The irony is that even after writing highly sensational prose, Natwar admits he hasn’t revealed all he knows. It is evident that the predominant objective is to establish his honesty and give a bad name to his former mentor. His attempt appears to expose as myth Sonia’s decision not to become PM by heeding her “inner voice, and that she did so because Rahul felt that she, too, would be assassinated like his father and grandmother”. Such rumours did appear in the media in 2004. Natwar’s details about the events tell more about the quality of the author’s wisdom than the heroine or villain of his labours. Evidence is scarcer than truth: like, an ex-adviser of a former PM, Natwar also mentions that official files were sent to Sonia for approval, but doesn’t offer any proof. I am positive that Natwar himself was sharing much sensitive information about his ministry with Sonia, but wasn’t significant enough to be appreciated by the Congress president.
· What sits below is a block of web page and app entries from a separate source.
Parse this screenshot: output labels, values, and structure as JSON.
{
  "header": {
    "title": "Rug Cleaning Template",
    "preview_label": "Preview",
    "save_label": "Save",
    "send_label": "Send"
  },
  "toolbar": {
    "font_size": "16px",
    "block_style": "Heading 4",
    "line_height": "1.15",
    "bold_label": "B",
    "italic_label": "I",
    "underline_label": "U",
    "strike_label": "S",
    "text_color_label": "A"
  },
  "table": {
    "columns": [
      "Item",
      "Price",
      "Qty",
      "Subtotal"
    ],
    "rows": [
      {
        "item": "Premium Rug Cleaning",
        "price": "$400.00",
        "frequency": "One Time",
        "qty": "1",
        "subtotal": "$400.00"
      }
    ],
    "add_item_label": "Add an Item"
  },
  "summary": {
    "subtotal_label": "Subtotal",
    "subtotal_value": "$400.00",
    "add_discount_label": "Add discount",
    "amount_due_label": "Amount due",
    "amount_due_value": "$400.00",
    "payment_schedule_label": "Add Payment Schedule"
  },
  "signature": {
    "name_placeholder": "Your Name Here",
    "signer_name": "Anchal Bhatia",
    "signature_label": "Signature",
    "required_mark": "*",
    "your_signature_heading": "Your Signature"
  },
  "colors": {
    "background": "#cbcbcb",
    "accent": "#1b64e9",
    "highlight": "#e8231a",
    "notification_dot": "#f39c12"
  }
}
If Natwar decided to give vent to his anger against the Gandhis, others have churned out volumes only to enshrine their virtues. For example, when Seshan, former Cabinet Secretary and later Chief Election Commissioner, wrote A Heart Full of Burden, he simply forgot to disclose his relationship with former PM V P Singh and the reasons that led to his removal. He also abjured any explanations for his decision to postpone the second phase of Lok Sabha polls after Rajiv Gandhi’s assassination. Seshan, in fact, claimed that he consulted former PM Chandrashekhar before taking the decision, who flatly refuted this. Even Alexander never revealed the real reason for his ouster from Indira Gandhi’s office in his three tomes. He was asked to leave after the discovery of a functionary in his office embroiled in an espionage scandal.
A great example of a sunshine memoir is My Presidential Years by former President R Venkatraman. Contrary to general perception about his cloudy relations with Rajiv Gandhi, he revealed a few disagreeable facts. In one of my meetings with him, Venkatraman mentioned his problems with Rajiv, who he claimed came to meet him only to discuss the colour of Rashtrapati Bhavan curtains. Based on my interaction, I wrote a story in India Today. Soon after it hit the stands, he cancelled my scheduled meeting with him.
It is evident that the competitive urge to write books by has-beens and forgotten time-servers about their official roles seems to have more to do with positioning themselves as advisers-on-call and rediscovering their imaginary legacies. As a powerful personage in the current dispensation puts it, how come wisdom and truth dawns on babus and leaders only after they are sacked or retired? To paraphrase Sonia’s literary promise, I will disclose the truth when I write my encounters with untruth.; Follow me on Twitter @PrabhuChawla